By Indiewire | Indiewire September 13, 2006 at 6:00AM
Every day through the end of the 2006 Toronto International Film Festival, indieWIRE will be publishing interviews with filmmakers in the Discovery section of the festival, which TIFF describes as "provocative feature films by new and emerging directors."
Nineteen filmmakers were given the opportunity to participate in an e-mail interview, and each was sent the same questions. Director Ozer Kiziltan is at Toronto with his feature film, "Takva - A Man's Fear of God" is about a single middle-aged Turkish man who has a crisis of faith.
How old are you? Where did you grow up? Where do you live now?
I was born in Istanbul in 1963 and I am still living in this beautiful city.
What were the circumstances that lead you to become a filmmaker?
While I was in my last semester studying Law at Istanbul University, suddenly I thought that I would be a great film director and I left the Law Department and I began studying Cinema & TV. My degree ended up coming from that department. I live in a part of the world where lot of stories are waiting to be heard and communicated to others. I thought the best way to tell these beautiful stories was through movies and I still think so. "Takva" is my first feature film, but I directed several TV series for Turkish television and I still do. I associated in 1997 with a few filmmaker friends in a production company, Yeni Sinemacular (New Filmmakers). So far, I have worked in different positions in four feature films made by Yeni Sinemacular. "Takva" is our fifth film together. All the films we've made together have had acclaim in Turkey and also been shown in many international festivals and even won some awards. "Takva" is my turn as a director, and I am waiting impatiently for the reactions.
How/where did the initial idea for your film come from?
"Takva" is the most recent project of production company Yeni Sinemacular. While Onder Cakar wrote the script and the project was in development, everything was designed in accordance with my cinema language. I had been waiting for a long time to make a film as a director. "Takva"seemed to be the right project for me.
What were some of the biggest challenges you faced in either developing the project or making and securing distribution for the movie?

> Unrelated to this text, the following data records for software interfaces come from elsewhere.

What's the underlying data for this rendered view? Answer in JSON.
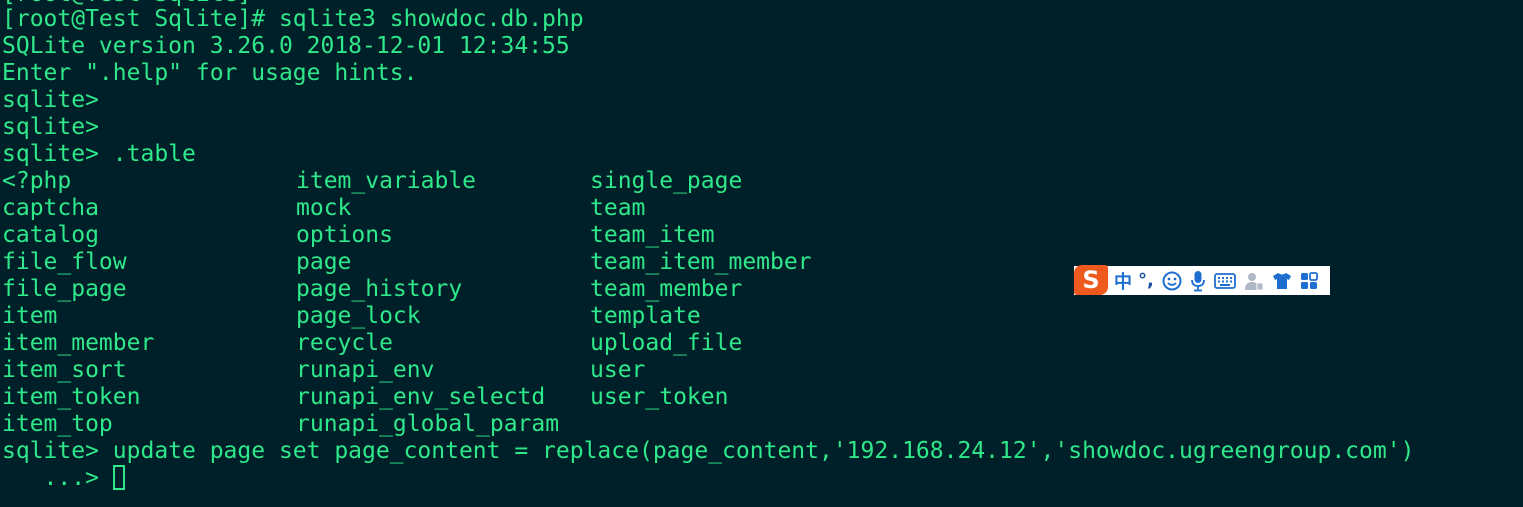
{
  "terminal": {
    "clipped_top_line": "[root@Test Sqlite]",
    "lines": [
      "[root@Test Sqlite]# sqlite3 showdoc.db.php",
      "SQLite version 3.26.0 2018-12-01 12:34:55",
      "Enter \".help\" for usage hints.",
      "sqlite>",
      "sqlite>",
      "sqlite> .table"
    ],
    "tables": {
      "col1": [
        "<?php",
        "captcha",
        "catalog",
        "file_flow",
        "file_page",
        "item",
        "item_member",
        "item_sort",
        "item_token",
        "item_top"
      ],
      "col2": [
        "item_variable",
        "mock",
        "options",
        "page",
        "page_history",
        "page_lock",
        "recycle",
        "runapi_env",
        "runapi_env_selectd",
        "runapi_global_param"
      ],
      "col3": [
        "single_page",
        "team",
        "team_item",
        "team_item_member",
        "team_member",
        "template",
        "upload_file",
        "user",
        "user_token"
      ]
    },
    "command_line": "sqlite> update page set page_content = replace(page_content,'192.168.24.12','showdoc.ugreengroup.com')",
    "continuation_prompt": "   ...> ",
    "text_color": "#2ee88a",
    "background_color": "#002029"
  },
  "ime_toolbar": {
    "logo_letter": "S",
    "mode_label": "中",
    "punctuation_label": "°,",
    "icons": [
      "sogou-logo-icon",
      "chinese-mode-icon",
      "punctuation-icon",
      "emoji-icon",
      "microphone-icon",
      "keyboard-icon",
      "user-icon",
      "skin-shirt-icon",
      "toolbox-grid-icon"
    ],
    "accent_color": "#1f6fd1",
    "logo_color": "#ee5a1e"
  }
}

The main problem - not for myself, but for all the crew - was that our knowledge of Islamic culture and its actuality in Istanbul today was very weak. We had to do a lot of research work for a long time during the preparation.
How did you finance the film?

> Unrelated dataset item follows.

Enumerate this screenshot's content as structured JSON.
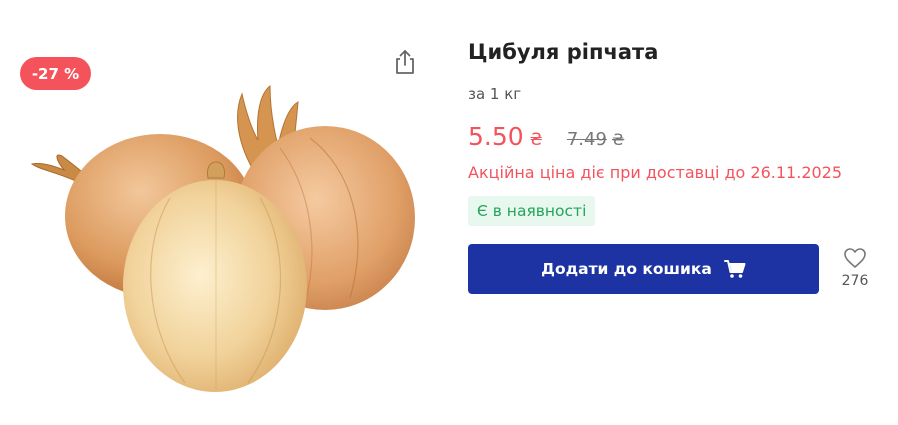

Yeni Sinemacular, together with Turkish-German director Fatih Akin's production company Corazon applied to many institutions, such as the Turkish Minister of Culture, Eurimages, Goethe Institute, etc. for financing and the film has been made with a very limited budget.
What are your biggest creative influences?
Unfortunately, war and violence -- Kosovo, Chechen wars, September 11 and the Philistine massacres - affected me more than other filmmakers or films. They still keep affecting me after finishing "Takva".
What is your definition of independent film?
I think what makes a film independent is hidden in its power to stay free from both the film's own budget issues and also from the cliches of the movie industry's financial interests. As long as filmmakers don't lose their freedom, the spirit of independent cinema will survive.
What are some of your favorite films?
"Potemkin," "Amadeus," "Mephisto," "Natural Born Killers".
How do you define success as a filmmaker? What are your personal goals as a filmmaker?
To continue making films, again and again.
Can you tell us a bit about your next projects?
Together with Yeni Sinemacular, we are trying to develop several projects - a project comparing love and war written by a Macedonian woman screenwriter, one on Armenian issues and racial problems. I don't know of any other projects about the issue of women and Islam in the "Takva" style. Who knows, maybe we will do that too. I guess "Takva" will determine our way.
[Get the latest from the Toronto International Film Festival throughout the day in indieWIRE's special Toronto '06 section.]